The application for galcanezumab-gnlm was granted priority review designation and breakthrough therapy designation.[3] The FDA granted the approval of Emgality to Eli Lilly[3]

See also

References

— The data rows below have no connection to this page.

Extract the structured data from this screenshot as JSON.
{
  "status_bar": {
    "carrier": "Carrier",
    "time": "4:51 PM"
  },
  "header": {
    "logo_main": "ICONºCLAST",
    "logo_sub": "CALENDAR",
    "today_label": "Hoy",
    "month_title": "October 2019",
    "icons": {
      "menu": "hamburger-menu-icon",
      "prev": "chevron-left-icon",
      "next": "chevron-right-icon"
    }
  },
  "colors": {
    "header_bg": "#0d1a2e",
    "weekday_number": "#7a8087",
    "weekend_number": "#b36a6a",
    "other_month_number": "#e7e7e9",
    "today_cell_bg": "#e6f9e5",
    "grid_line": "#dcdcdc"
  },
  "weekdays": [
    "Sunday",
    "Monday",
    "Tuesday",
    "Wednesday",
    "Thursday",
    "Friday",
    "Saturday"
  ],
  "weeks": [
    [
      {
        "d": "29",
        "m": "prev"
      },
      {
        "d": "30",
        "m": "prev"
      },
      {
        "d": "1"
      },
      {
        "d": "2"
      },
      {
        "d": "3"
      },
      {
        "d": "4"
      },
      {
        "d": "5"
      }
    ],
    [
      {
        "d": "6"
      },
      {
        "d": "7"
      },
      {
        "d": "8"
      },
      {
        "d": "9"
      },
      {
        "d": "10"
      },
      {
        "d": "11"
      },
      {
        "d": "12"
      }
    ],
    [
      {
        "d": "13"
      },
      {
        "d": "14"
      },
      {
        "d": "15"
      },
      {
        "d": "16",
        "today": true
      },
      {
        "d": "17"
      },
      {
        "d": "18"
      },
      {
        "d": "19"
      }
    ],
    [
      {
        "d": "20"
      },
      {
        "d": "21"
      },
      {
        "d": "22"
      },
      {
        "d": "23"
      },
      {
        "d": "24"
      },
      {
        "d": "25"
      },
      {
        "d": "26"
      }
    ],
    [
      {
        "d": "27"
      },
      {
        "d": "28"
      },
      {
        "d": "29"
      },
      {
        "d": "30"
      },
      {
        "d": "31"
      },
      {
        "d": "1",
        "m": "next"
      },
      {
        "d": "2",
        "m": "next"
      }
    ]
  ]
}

  1. ^ "Statement on a Nonproprietary Name Adopted by the USAN Council - Galcanezumab", American Medical Association.
  2. ^ World Health Organization (2015). "International Nonproprietary Names for Pharmaceutical Substances (INN). Proposed INN: List 114" (PDF). WHO Drug Information. 29 (4).
  3. ^ a b c d e f g h i "FDA approves first treatment for episodic cluster headache that reduces the frequency of attacks" (Press release). U.S. Food and Drug Administration (FDA). 4 June 2019. Archived from the original on 7 December 2019. Retrieved 6 June 2019. Public Domain This article incorporates text from this source, which is in the public domain.
  4. ^ a b c d e f g h i j "Emgality EPAR". European Medicines Agency (EMA). Retrieved 28 April 2020. Public Domain This article incorporates text from this source, which is in the public domain.
  5. ^ Spreitzer H (3 July 2017). "Neue Wirkstoffe: Galcanezumab, Fremanezumab und Eptinezumab". Österreichische Apothekerzeitung (in German) (14/2017).
  6. ^ "Drug Approval Package: Emgality (galcanezumab-gnlm)". U.S. Food and Drug Administration (FDA). 27 September 2018. Archived from the original on 7 December 2019. Retrieved 7 December 2019.
  7. ^ a b c d e f g h i j k l "Drug Trials Snapshots: Emgality". U.S. Food and Drug Administration (FDA). 23 October 2018. Archived from the original on 7 December 2019. Retrieved 7 December 2019. Public Domain This article incorporates text from this source, which is in the public domain.
  8. ^ "US FDA approves Lilly migraine drug at a price that is the same as its rivals". CNBC. Reuters. 28 September 2018. Retrieved 29 September 2018.
  9. ^ Erman, Michael (4 June 2019). "FDA approves Lilly's migraine drug as first ever cluster headache treatment". Reuters. Retrieved 28 April 2020.